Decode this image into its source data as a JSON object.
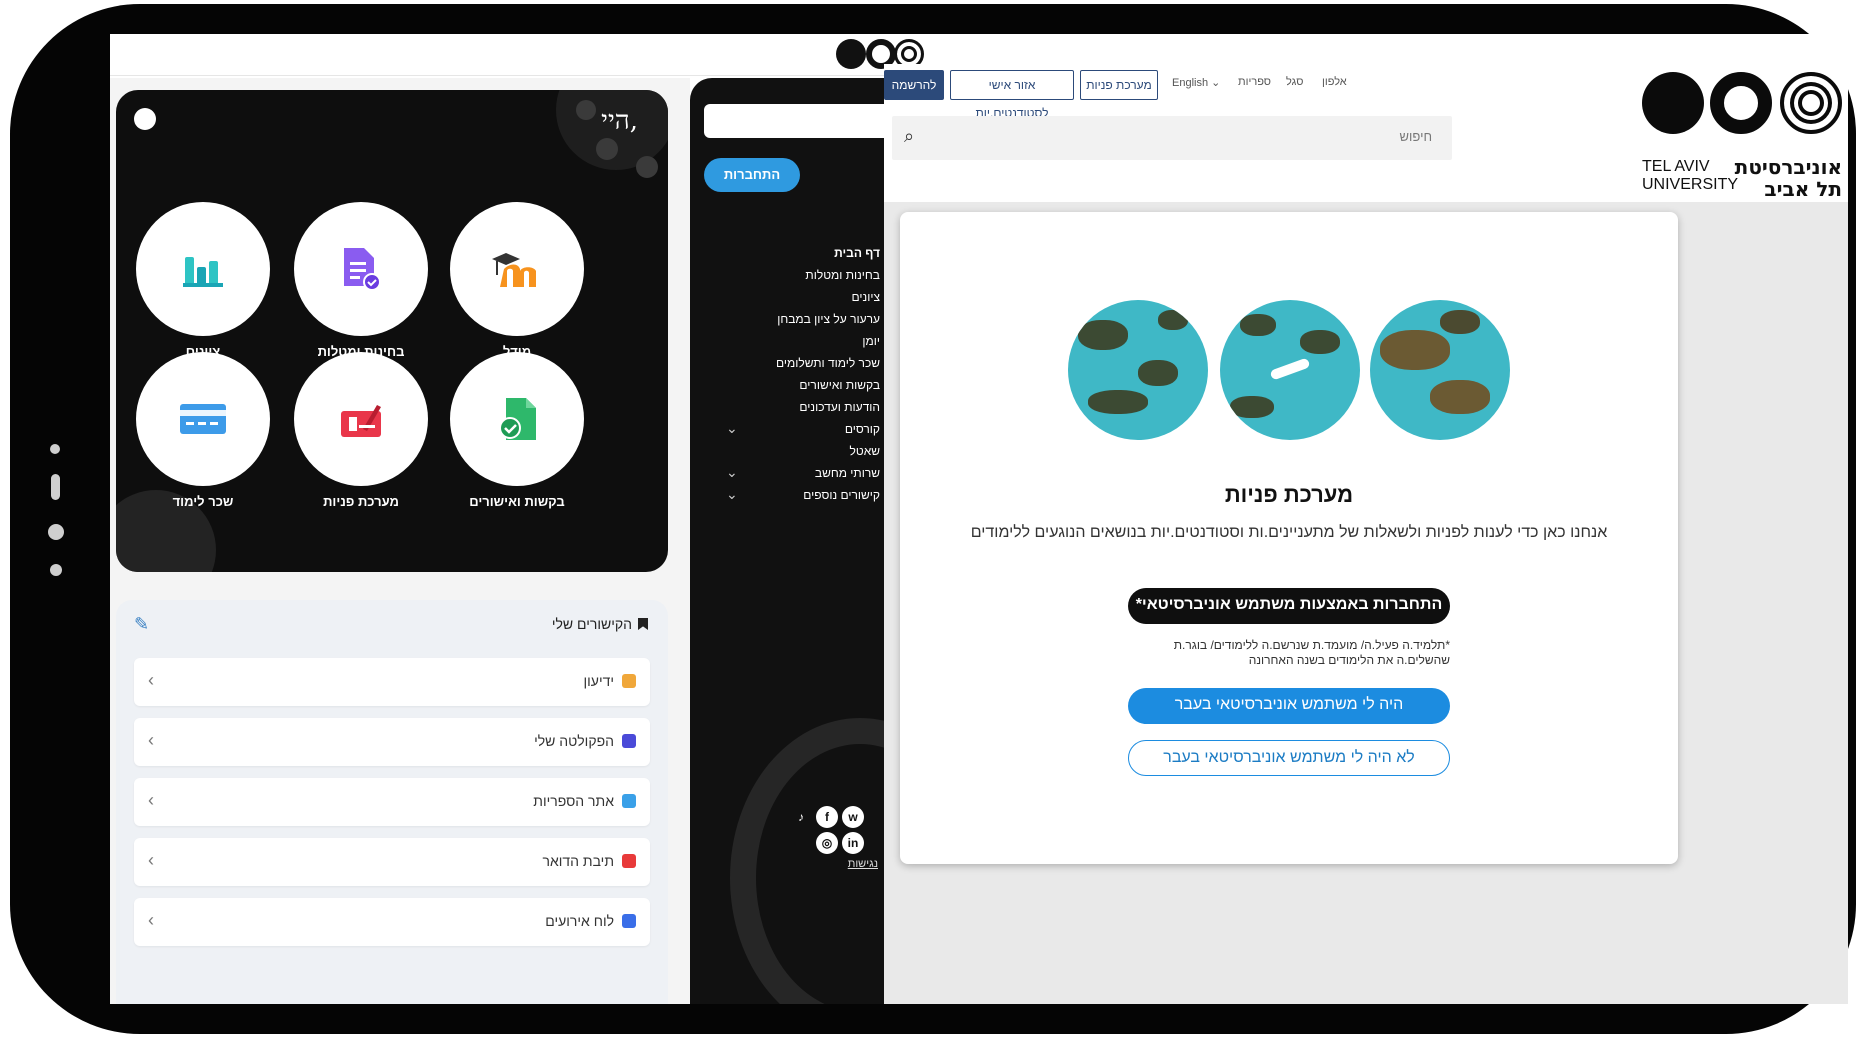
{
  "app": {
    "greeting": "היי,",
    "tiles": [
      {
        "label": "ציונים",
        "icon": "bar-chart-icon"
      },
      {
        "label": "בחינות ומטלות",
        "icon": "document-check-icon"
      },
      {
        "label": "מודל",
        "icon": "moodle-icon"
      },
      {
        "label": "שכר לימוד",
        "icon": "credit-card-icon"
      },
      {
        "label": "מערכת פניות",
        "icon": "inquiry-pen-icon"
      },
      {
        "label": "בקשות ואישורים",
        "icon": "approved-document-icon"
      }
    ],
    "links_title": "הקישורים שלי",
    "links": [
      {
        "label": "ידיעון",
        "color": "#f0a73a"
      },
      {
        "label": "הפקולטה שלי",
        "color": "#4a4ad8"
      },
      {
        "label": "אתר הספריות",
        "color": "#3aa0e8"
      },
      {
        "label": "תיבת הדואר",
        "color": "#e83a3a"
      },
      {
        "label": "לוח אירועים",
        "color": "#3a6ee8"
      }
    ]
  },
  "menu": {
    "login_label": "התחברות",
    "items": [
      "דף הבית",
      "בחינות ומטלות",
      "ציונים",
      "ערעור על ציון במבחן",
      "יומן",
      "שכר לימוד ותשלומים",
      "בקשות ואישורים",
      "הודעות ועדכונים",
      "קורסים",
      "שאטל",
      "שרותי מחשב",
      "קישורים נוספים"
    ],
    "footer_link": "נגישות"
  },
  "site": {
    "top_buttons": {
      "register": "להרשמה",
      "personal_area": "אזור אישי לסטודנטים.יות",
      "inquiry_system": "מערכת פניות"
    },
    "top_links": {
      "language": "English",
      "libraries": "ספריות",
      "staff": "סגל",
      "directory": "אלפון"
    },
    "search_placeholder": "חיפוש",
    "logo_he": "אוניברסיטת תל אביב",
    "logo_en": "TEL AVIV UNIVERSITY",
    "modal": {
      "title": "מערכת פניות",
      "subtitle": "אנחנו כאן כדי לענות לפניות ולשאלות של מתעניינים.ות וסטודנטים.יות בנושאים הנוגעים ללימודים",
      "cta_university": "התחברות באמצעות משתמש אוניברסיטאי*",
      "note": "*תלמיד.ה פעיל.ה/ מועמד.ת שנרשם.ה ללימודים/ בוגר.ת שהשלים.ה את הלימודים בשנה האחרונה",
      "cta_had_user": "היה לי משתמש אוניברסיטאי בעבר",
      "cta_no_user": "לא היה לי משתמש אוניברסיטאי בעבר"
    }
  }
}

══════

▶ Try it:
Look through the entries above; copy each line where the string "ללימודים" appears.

▶ Task solution:
      "subtitle": "אנחנו כאן כדי לענות לפניות ולשאלות של מתעניינים.ות וסטודנטים.יות בנושאים הנוגעים ללימודים",
      "note": "*תלמיד.ה פעיל.ה/ מועמד.ת שנרשם.ה ללימודים/ בוגר.ת שהשלים.ה את הלימודים בשנה האחרונה",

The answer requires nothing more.